This chapter seeks to provide a deeper understanding of C++’s strong typing system and shows how expressions are evaluated and converted.
Here we formally define some terms that we have been using. Operators are special kinds of functions that perform calculations on operands and return results. Operands are the arguments supplied to an operator.
Operators can be thought of as ordinary functions, except that you can call some of them using infix operator symbols (e.g.,
/, etc.). Thus, in addition to the longer function-call syntax (e.g.,
str3 = operator+(str1, str2); ) you can use the more readable infix systax (e.g.,
str3 = str1 + str2; ).

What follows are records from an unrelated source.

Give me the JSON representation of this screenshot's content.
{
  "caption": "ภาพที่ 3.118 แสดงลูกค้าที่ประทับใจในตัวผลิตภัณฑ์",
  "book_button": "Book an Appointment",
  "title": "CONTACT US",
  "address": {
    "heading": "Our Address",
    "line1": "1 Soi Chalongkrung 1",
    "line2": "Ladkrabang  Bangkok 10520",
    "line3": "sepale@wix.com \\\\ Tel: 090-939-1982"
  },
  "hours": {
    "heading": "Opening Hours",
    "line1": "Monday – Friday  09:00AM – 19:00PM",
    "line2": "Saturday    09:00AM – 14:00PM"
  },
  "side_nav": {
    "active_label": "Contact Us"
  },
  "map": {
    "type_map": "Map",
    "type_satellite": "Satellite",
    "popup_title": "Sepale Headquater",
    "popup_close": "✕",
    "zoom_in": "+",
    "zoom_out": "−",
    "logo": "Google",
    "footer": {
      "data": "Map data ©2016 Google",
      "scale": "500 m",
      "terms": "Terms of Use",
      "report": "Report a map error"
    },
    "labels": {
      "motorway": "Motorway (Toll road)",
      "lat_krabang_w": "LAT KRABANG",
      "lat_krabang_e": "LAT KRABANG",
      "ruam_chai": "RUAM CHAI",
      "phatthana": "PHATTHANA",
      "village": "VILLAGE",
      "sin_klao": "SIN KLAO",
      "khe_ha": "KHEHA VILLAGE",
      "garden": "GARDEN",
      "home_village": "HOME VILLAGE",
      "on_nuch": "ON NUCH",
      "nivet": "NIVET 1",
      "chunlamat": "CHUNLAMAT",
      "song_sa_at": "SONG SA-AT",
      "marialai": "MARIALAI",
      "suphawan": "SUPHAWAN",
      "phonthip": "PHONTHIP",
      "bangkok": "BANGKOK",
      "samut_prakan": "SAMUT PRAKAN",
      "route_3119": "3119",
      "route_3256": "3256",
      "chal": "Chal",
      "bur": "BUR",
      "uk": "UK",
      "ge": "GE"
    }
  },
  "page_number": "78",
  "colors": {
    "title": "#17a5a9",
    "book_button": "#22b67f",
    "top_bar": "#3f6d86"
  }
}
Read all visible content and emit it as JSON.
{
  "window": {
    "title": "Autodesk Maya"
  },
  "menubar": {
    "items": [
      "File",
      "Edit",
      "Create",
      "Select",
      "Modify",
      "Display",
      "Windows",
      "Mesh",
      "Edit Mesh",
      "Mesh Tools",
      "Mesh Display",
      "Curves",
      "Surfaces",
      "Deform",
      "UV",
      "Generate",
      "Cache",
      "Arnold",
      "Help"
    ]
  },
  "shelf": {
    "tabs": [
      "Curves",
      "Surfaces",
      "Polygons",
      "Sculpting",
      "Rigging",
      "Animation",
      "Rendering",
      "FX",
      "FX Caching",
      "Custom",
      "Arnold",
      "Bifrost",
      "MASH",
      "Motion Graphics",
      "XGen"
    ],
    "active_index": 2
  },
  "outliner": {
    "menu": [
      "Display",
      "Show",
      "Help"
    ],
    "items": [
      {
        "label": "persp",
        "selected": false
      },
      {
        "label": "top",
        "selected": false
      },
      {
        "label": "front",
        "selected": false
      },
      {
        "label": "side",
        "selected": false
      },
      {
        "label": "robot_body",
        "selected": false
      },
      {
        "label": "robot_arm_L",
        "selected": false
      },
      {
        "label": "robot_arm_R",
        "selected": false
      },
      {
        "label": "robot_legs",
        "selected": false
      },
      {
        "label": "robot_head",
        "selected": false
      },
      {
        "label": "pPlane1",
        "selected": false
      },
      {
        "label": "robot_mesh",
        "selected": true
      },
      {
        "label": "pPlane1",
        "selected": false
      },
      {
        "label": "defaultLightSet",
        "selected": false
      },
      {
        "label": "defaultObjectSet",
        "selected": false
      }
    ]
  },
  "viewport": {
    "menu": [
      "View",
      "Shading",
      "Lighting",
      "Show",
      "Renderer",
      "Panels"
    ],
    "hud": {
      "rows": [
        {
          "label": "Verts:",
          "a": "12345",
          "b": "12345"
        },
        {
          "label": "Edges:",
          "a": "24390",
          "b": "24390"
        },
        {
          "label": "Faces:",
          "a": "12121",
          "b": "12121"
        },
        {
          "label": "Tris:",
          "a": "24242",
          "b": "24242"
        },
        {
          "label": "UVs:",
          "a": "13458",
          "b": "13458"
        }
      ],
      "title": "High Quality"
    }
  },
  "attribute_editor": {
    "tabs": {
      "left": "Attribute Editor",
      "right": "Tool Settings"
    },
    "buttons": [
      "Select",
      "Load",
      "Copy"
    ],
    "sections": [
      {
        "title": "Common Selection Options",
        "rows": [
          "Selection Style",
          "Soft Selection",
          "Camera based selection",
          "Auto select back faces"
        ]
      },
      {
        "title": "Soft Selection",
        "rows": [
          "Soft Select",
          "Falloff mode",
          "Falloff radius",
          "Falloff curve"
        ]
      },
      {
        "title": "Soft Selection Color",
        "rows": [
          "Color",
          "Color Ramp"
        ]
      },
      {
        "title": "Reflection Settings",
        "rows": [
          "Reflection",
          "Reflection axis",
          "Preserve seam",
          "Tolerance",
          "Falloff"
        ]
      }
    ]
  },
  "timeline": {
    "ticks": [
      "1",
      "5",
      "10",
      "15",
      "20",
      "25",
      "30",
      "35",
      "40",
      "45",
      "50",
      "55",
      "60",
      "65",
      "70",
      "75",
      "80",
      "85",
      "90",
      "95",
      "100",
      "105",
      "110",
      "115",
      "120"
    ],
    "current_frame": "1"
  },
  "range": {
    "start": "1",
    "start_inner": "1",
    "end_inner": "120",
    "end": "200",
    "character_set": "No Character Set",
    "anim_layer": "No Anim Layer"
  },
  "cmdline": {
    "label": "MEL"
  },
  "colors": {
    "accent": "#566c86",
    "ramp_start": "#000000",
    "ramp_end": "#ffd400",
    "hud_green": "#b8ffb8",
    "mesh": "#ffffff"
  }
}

An expression can consist of a single operand, multiple operands ...